The most striking difference of the revamped Air-King ref. 116900, however, is that funky dial. The black background sets the muted stage for everything else to play up. From the oversized 3/6/9 numerals interjecting the white five-minute markers, to the green Rolex print and matching green seconds hand to the vintage Air-King font to the Mercedes-style hands, there is a lot going on here. Some love it, some hate it. But this design is actually not new. It first appeared on the console of the Bloodhound Supersonic Car. Of course, some dial design modifications were made to accommodate wristwear rather than automobile instrument, but the similarities are undeniable.
The Rolex Air-King’s Movement
Yet another variance between new Air-King and vintage Air-King is the movement within. The ref. 116900 is equipped with the Rolex Caliber 3131—the same automatic movement used in the Rolex Milgauss. Also like the Milgauss (and pilot watches of a bygone era), the Air-King now has a shield to amp up the movement’s resistance to magnetic fields.
The Caliber 3131 within the case is water resistant to 330 feet (100 meters) and offers a power reserve of up to 48 hours. Particularly noteworthy is that Air-King ref. 116900’s Caliber 3131 is part of Rolex’s new generation of in-house movements. Thus, boasting a precision rate of -2/+2 seconds a day.

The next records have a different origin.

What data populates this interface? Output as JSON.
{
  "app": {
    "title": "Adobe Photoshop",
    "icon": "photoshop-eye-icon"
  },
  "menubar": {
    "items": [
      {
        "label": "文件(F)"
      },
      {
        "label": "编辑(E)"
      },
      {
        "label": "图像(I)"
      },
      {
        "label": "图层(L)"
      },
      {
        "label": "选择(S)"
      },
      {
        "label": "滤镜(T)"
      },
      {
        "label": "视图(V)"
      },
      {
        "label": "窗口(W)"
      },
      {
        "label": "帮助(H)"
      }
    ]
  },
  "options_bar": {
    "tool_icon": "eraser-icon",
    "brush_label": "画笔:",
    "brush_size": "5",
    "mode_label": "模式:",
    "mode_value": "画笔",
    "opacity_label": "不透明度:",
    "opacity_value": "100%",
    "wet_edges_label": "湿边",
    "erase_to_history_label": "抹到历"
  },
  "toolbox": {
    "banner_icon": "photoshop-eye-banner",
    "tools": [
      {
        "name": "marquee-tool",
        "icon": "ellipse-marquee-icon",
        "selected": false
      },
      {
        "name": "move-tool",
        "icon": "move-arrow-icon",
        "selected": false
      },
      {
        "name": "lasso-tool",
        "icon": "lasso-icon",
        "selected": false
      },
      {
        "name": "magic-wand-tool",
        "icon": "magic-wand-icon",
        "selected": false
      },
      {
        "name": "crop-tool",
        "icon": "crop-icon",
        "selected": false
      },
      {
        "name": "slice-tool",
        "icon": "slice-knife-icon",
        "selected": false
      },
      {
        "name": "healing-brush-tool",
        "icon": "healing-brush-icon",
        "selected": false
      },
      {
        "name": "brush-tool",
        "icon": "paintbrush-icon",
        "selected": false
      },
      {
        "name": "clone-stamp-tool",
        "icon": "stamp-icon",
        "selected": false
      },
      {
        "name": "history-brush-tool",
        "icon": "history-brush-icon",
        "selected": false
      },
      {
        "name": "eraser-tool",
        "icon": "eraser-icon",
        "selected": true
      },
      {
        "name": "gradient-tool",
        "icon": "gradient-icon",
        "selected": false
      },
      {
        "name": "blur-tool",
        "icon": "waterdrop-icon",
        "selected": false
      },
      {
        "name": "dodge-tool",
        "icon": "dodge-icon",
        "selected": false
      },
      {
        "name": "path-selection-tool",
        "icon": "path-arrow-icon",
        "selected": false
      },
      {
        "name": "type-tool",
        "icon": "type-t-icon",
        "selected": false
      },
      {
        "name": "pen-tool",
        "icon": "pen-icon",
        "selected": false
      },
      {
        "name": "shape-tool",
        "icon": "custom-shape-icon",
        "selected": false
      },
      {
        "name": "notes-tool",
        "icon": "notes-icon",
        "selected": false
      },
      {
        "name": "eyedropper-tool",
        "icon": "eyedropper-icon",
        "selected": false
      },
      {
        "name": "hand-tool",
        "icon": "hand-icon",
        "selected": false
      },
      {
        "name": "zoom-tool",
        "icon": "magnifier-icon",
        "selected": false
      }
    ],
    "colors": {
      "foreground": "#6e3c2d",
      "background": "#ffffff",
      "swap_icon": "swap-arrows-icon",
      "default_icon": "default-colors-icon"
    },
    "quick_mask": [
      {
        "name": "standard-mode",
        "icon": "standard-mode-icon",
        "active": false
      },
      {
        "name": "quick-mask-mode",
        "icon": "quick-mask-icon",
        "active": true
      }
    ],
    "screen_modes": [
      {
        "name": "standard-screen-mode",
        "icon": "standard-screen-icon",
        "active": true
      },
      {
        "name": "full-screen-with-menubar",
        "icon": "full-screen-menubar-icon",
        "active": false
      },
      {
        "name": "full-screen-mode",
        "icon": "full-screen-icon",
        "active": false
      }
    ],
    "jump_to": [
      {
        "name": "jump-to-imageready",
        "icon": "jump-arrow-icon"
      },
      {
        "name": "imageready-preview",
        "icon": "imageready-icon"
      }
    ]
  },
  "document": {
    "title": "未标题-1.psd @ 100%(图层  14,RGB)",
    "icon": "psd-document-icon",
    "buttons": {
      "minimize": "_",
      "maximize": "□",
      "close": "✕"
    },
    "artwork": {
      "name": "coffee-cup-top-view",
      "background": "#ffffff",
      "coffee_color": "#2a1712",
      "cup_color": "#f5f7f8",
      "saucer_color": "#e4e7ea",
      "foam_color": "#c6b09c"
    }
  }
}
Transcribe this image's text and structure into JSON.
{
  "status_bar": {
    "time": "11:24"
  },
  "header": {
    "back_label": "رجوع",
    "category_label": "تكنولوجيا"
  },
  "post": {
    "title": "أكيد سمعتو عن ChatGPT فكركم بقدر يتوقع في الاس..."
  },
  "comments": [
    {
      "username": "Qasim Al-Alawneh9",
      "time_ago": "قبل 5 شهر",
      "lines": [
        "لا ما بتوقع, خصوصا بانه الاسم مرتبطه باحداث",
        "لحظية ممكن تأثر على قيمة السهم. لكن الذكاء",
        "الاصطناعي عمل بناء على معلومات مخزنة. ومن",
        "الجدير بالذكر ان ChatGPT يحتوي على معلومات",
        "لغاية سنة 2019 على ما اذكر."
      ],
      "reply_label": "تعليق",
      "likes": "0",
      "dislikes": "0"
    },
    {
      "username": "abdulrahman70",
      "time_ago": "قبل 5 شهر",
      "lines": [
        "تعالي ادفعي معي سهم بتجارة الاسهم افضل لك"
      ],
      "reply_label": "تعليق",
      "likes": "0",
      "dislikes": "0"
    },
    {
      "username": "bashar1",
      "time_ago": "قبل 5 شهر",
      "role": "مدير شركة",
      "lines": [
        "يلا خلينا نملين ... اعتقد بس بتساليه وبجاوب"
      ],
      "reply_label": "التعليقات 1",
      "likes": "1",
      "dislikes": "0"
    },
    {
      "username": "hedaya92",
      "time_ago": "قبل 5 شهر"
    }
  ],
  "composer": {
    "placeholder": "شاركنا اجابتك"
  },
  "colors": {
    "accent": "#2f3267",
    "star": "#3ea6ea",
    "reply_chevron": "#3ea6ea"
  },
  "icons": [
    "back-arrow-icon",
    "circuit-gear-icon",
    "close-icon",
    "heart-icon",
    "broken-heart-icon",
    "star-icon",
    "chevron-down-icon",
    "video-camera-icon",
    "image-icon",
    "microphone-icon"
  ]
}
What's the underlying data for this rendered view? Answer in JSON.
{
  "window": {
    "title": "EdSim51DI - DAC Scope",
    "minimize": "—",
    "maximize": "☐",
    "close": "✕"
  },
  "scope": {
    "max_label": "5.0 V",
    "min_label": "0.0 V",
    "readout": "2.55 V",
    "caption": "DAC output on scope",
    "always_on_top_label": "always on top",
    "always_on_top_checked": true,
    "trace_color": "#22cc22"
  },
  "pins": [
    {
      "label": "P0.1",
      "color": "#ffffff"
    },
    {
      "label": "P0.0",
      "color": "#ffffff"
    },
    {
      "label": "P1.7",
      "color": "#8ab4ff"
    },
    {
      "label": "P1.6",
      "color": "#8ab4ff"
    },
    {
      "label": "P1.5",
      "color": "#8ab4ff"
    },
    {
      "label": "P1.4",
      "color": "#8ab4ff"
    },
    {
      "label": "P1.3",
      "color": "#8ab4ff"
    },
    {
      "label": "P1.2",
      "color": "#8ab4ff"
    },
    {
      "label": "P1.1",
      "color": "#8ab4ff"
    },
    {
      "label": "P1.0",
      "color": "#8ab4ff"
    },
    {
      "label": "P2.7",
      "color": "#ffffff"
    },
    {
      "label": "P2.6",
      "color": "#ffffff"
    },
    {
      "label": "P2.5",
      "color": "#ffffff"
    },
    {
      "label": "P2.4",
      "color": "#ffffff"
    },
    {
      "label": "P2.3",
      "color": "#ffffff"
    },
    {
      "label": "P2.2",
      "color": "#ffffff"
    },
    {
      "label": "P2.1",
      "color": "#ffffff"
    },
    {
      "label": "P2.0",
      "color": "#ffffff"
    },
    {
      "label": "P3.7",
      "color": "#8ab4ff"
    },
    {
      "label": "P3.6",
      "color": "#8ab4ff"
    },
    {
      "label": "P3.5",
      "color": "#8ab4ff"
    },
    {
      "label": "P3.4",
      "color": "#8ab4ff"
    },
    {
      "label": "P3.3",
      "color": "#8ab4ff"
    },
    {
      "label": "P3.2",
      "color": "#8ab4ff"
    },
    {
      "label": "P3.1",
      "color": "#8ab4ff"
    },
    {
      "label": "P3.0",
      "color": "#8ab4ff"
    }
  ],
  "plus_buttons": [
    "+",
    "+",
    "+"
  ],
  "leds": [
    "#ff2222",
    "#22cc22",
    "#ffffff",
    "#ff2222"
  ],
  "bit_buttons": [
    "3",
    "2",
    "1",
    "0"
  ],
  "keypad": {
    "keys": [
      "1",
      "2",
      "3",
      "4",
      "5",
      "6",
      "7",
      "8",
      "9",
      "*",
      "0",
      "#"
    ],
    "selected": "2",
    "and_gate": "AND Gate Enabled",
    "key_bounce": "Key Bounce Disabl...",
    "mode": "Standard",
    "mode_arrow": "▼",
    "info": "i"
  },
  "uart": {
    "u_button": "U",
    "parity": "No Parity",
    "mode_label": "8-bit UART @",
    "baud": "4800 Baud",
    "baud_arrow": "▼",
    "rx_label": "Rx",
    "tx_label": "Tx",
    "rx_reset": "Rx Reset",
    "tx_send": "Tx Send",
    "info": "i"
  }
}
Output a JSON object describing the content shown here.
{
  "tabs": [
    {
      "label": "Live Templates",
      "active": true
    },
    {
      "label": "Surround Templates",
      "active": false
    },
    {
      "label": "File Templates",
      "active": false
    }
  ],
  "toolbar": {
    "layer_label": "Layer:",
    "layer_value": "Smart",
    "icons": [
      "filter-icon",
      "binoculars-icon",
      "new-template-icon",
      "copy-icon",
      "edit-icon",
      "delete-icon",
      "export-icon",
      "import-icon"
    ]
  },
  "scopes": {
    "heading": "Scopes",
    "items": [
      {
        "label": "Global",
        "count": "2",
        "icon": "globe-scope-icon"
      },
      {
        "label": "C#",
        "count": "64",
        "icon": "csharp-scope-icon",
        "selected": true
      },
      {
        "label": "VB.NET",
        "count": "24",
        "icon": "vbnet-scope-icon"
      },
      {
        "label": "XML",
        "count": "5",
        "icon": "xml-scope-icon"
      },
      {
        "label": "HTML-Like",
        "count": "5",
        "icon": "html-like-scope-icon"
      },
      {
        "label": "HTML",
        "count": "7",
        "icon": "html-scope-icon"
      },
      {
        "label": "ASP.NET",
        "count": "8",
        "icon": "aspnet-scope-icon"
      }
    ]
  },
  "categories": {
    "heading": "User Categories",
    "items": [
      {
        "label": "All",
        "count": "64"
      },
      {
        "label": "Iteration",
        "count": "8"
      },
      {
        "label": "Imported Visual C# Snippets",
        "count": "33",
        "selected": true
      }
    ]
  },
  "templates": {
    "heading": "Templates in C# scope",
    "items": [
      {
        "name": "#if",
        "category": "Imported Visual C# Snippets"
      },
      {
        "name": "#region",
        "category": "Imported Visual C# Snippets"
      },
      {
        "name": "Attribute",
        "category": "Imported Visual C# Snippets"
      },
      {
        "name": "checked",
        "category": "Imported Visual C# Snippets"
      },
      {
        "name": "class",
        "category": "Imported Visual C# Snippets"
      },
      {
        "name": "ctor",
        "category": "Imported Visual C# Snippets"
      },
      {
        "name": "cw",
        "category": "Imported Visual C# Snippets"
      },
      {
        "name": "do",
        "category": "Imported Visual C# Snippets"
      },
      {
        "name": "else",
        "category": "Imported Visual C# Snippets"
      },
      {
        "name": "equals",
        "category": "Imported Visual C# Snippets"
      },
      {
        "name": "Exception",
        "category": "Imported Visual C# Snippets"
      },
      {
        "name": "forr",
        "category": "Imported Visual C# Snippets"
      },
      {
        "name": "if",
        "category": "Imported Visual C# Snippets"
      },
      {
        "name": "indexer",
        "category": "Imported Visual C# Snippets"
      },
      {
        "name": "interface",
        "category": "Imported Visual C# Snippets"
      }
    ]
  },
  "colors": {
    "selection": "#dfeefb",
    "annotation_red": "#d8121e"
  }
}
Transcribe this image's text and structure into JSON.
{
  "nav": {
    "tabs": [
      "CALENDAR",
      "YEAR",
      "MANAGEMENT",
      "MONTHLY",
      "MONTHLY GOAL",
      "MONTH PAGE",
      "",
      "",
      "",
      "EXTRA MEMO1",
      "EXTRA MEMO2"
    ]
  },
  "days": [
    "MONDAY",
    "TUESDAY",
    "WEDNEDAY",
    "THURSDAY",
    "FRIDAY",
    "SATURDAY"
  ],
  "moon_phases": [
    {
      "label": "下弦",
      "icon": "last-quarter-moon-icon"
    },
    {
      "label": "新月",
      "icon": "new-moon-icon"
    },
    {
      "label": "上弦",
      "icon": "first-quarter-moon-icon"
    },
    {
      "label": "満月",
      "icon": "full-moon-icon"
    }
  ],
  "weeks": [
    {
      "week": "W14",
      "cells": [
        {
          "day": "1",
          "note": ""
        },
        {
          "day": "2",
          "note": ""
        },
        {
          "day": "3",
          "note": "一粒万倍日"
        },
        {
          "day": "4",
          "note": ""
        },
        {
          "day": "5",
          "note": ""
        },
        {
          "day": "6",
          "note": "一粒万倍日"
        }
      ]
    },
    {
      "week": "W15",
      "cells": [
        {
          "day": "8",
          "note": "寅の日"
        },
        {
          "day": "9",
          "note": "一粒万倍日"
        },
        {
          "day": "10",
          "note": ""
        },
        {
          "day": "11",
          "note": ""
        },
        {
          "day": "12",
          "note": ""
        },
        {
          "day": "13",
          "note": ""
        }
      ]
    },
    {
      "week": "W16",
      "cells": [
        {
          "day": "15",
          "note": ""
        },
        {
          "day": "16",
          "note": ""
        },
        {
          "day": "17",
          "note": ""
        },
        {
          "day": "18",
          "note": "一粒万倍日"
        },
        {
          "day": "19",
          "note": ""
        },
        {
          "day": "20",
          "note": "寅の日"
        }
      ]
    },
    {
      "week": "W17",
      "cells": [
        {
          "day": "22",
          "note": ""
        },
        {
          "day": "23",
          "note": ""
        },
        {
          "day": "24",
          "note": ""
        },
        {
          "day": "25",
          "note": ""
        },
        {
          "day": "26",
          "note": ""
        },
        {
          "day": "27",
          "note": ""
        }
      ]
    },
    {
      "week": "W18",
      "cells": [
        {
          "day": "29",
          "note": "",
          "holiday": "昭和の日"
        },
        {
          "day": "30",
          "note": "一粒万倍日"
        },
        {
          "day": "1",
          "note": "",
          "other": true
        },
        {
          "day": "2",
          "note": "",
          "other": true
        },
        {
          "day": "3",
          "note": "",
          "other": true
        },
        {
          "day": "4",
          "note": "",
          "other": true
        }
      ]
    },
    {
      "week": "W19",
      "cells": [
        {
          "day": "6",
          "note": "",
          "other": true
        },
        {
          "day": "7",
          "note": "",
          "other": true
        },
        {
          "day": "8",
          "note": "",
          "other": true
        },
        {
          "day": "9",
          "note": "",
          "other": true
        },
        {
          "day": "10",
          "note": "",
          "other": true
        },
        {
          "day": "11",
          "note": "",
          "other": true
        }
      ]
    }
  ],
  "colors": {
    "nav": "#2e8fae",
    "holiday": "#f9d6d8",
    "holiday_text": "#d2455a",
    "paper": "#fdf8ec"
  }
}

The latest version of the Air-King is not without controversy within the Rolex fan community. Some critique it for its busy dial, while others are happy to see the ultra-conservative company shake things up. While the GMT-Master will always be the Swiss watchmaker’s iconic pilot’s watch, the Air-King has now clearly joined as co-pilot in the brand’s aviation-inspired line-up.